*** Block opens ***
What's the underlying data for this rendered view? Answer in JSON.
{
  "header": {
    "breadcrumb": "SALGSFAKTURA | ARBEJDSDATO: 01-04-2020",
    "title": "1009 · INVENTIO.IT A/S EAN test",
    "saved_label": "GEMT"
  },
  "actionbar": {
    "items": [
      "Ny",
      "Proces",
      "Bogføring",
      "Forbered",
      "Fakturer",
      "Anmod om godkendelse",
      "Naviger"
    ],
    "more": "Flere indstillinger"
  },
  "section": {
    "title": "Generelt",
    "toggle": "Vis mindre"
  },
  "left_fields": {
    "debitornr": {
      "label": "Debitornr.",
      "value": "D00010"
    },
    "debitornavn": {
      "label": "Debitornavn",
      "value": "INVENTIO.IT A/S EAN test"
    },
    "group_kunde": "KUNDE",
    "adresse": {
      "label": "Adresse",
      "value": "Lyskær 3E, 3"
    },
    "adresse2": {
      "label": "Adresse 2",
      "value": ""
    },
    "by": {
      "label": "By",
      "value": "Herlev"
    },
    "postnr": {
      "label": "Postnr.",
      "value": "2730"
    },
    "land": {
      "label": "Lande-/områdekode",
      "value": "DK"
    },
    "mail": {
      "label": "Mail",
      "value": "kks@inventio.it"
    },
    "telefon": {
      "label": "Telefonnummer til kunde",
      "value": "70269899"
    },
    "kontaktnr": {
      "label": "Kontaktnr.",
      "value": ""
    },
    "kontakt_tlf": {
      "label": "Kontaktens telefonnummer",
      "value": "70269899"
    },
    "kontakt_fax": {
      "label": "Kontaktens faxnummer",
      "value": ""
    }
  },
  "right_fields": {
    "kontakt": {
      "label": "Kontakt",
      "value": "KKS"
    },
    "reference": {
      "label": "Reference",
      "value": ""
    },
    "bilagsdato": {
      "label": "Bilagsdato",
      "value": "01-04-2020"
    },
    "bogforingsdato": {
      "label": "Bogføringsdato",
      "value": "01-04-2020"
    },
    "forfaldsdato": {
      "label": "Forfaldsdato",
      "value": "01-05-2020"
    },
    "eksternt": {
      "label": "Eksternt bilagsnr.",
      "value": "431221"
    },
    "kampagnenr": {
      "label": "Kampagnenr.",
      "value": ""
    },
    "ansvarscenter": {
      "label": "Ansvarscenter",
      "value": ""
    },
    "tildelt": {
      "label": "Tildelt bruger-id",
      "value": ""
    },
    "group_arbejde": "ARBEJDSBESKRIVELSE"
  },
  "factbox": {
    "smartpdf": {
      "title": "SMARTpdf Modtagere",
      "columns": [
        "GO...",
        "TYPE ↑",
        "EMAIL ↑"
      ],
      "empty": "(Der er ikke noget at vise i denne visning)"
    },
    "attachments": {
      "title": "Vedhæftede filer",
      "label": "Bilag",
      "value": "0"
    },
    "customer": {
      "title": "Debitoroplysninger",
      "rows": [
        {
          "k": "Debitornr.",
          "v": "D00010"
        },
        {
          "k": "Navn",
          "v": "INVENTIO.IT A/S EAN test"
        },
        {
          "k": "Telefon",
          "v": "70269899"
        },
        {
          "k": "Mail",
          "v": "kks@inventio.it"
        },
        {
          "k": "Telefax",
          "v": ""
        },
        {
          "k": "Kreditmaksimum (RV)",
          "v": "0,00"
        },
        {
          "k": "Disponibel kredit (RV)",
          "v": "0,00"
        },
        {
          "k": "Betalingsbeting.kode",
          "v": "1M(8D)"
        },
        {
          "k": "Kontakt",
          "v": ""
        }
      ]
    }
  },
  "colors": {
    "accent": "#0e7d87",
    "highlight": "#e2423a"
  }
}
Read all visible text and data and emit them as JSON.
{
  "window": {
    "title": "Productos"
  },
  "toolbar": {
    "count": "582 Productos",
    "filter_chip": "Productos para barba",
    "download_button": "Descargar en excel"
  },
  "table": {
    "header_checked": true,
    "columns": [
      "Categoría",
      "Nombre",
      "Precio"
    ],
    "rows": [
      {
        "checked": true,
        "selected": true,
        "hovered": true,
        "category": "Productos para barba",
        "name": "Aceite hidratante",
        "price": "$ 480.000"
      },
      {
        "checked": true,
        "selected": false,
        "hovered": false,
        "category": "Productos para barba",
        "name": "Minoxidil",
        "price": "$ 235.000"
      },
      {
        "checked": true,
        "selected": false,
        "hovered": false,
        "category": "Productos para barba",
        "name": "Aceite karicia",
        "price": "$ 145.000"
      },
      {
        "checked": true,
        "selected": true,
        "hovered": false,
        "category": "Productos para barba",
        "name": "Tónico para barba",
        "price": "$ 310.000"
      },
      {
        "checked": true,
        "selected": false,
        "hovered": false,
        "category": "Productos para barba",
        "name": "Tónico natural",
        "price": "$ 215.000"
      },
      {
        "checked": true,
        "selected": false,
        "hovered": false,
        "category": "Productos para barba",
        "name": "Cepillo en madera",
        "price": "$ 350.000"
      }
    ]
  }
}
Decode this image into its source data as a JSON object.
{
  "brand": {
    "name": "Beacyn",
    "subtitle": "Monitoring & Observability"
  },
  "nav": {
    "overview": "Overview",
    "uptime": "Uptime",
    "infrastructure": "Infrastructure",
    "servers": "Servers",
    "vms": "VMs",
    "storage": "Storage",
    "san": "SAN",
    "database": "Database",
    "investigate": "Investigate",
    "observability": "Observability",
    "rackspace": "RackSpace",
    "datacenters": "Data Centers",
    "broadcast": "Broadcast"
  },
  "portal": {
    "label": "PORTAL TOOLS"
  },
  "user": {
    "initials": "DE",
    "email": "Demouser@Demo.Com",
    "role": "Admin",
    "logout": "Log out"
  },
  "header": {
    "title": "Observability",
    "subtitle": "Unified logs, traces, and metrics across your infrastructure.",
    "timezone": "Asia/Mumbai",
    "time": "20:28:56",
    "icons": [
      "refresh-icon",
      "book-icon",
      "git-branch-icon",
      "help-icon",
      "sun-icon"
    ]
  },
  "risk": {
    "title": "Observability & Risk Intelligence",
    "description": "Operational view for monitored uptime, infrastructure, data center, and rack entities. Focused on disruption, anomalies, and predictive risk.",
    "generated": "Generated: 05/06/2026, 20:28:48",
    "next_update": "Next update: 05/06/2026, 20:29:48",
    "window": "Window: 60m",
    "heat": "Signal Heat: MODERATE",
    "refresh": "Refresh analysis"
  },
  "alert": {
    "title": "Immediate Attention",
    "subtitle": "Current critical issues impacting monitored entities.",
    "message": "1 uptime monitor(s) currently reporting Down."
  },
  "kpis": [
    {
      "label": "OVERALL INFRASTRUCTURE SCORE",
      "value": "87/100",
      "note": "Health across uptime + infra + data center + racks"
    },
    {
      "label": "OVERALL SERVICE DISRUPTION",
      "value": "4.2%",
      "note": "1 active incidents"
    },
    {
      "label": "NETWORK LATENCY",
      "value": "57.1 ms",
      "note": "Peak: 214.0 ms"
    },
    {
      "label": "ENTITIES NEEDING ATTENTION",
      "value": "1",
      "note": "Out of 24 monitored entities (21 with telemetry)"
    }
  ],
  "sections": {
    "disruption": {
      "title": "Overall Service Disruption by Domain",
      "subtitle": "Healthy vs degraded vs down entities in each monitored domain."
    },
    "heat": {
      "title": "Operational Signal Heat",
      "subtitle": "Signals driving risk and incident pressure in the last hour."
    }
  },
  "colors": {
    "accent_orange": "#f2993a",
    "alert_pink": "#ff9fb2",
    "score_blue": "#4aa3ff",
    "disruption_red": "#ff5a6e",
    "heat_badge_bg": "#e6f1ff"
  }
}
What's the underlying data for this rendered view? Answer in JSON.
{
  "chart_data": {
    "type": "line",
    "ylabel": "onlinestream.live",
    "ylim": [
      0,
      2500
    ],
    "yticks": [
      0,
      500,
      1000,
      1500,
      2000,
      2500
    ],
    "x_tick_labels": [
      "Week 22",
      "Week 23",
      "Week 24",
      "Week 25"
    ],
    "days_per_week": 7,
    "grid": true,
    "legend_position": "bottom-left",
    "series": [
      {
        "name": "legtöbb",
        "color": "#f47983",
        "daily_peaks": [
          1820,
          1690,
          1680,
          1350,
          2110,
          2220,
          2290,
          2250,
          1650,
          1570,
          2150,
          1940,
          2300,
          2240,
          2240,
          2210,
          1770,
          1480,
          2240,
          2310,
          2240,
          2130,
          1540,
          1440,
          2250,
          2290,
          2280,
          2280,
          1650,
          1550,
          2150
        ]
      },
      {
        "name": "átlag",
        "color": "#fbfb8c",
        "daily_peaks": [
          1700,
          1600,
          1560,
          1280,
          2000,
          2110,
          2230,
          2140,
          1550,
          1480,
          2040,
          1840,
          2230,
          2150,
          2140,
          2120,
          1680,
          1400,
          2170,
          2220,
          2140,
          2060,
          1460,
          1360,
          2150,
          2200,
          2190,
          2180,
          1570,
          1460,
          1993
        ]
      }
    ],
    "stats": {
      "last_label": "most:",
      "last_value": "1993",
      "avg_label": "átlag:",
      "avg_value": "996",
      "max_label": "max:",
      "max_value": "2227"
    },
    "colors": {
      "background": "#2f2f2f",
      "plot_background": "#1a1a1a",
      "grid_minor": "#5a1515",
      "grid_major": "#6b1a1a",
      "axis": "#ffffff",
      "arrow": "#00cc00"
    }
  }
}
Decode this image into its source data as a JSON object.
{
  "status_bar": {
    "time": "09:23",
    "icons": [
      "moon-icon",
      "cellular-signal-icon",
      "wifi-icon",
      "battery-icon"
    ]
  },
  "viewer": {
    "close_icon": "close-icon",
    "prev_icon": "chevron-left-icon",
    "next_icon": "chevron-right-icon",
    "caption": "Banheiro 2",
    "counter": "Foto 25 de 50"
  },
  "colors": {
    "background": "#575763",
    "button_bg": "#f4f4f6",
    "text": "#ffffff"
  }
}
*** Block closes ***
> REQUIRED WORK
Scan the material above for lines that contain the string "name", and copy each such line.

> ANSWER TO THIS EXERCISE
        "name": "Aceite hidratante",
        "name": "Minoxidil",
        "name": "Aceite karicia",
        "name": "Tónico para barba",
        "name": "Tónico natural",
        "name": "Cepillo en madera",
    "name": "Beacyn",
        "name": "legtöbb",
        "name": "átlag",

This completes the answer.